PRE–JUNIOR CERTIFICATE EXAMINATION, 2011
ENGLISH - ORDINARY LEVEL
Duration: 2 hours and 30 minutes
YOU MUST ANSWER SECTIONS 1, 2, 3, AND 4
YOU MUST ALSO ANSWER ANY TWO OF
SECTIONS 5, 6, AND 7
EACH SECTION CARRIES 60 MARKS
YOU HAVE, ON AVERAGE, 25 MINUTES
FOR EACH SECTION
SECTION 1: READING 
Read this passage carefully and answer the questions which follow it.
Travel Health in Europe
Make sure you are healthy before you start travelling. If you are going on a long trip make sure your teeth are OK. If you wear glasses take a spare pair and your prescription. If you require a particular medication take an adequate supply, as it may not be available locally. To avoid any problems, it’s a good idea to have a legible prescription or letter from your doctor to show that you legally use the medicine.

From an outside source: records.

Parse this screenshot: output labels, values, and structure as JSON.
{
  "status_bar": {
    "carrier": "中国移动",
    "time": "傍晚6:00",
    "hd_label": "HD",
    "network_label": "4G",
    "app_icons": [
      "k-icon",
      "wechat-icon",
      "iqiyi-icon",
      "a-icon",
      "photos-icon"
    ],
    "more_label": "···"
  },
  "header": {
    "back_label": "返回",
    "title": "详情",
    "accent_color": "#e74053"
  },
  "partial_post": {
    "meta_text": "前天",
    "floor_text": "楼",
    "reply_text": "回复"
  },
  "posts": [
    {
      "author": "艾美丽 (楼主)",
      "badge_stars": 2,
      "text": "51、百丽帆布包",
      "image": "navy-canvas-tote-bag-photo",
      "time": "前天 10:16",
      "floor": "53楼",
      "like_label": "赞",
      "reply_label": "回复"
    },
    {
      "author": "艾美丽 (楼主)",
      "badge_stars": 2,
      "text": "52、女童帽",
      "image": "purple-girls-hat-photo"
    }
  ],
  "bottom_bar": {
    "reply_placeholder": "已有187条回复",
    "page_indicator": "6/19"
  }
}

Salads and fruit should be safe throughout Europe. Ice cream is usually OK, but beware if it has melted and been refrozen. Take great care with fish or shellfish (cooked mussels that haven’t opened properly can be dangerous, for instance), and avoid undercooked meat. If a place looks clean and well run, and if the vendor also looks clean and healthy, then the food is probably safe. In general, places that are packed with travellers or locals will be fine. Be careful with food that has been cooked and left to go cold.
Tap water is almost always safe to drink in Europe, but it’s best to stick to bottled water in parts of southern Italy. Tap water is usually not safe to drink in Morocco or Turkey (although probably OK in Istanbul and major Moroccan cities), so stick to bottled water and avoid ice cubes and even fruit juice, as water may have been added to it. In these areas, use purified water rather than tap water to brush your teeth.
If you’re going to spend some time in Morocco or Turkey, or are planning extended hikes where you have to rely on water from rivers or streams, you’ll need to know a...